Autophagy is an intracellular bulk degradation system.
The genetics, signalling and regulation of autophagy have been a major focus of research for the last decade and consequently these are increasingly well understood.
Defects in autophagy are now known to underpin a number of Mendelian human genetic diseases including multiple sulfatase deficiency, mucopolysaccharidosis type IIIA, X-linked myopathy with excessive autophagy, Danon disease, Pompe disease, and some forms of familial frontotemporal lobar degeneration. Autophagy may also be involved in familial forms of Parkinson’s disease. Furthermore, genome wide association studies are identifying autophagy as an important process underlying risk alleles for more complex polygenic diseases, such as Crohn’s disease.
Autophagy can be induced or inhibited by a number of physiological and pharmacological stimuli.

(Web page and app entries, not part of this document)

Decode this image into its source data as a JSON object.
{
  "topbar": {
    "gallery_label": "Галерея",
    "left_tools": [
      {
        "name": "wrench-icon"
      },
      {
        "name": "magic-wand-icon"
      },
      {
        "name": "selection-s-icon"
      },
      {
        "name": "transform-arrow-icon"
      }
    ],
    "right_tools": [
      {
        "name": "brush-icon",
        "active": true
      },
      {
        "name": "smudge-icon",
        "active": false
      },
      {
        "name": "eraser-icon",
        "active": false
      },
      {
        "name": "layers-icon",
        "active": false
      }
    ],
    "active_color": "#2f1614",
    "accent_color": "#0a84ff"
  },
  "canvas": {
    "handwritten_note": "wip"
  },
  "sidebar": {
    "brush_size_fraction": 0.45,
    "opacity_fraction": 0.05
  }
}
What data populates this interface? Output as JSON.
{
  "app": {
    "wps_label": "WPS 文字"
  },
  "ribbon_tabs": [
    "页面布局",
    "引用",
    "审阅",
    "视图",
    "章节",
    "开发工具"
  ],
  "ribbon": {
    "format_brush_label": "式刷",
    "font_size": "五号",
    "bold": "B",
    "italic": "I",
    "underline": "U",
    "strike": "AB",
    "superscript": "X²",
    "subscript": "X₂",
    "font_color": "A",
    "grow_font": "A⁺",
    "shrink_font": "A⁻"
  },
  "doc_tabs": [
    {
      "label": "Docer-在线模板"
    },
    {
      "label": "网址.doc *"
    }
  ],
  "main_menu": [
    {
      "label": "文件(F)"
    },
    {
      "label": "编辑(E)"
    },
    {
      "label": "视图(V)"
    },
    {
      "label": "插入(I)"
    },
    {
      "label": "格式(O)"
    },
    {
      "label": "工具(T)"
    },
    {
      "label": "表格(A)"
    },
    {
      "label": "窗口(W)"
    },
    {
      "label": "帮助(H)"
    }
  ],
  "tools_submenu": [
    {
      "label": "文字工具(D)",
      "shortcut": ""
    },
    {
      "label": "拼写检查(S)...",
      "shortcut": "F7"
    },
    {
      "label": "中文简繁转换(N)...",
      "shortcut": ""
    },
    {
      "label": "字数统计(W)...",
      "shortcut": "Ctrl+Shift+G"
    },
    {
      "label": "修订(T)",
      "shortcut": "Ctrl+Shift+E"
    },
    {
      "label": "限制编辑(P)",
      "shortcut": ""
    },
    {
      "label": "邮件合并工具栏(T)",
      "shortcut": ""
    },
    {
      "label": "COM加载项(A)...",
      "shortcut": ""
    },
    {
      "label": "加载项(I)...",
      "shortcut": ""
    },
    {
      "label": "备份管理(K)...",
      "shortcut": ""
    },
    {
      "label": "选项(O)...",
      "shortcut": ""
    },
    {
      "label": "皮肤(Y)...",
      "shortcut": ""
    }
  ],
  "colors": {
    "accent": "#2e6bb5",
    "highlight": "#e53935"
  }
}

Manipulation of autophagy with drugs is a promising therapeutic strategy for a number of human genetic diseases characterised by aggregation of abnormal proteins. These diseases include polyglutamine diseases, such as Huntington’s disease and some familial forms of frontotemporal lobar degeneration and Parkinson’s disease. This is important, as there are currently no treatments which modify the rate of neurodegeneration in these conditions.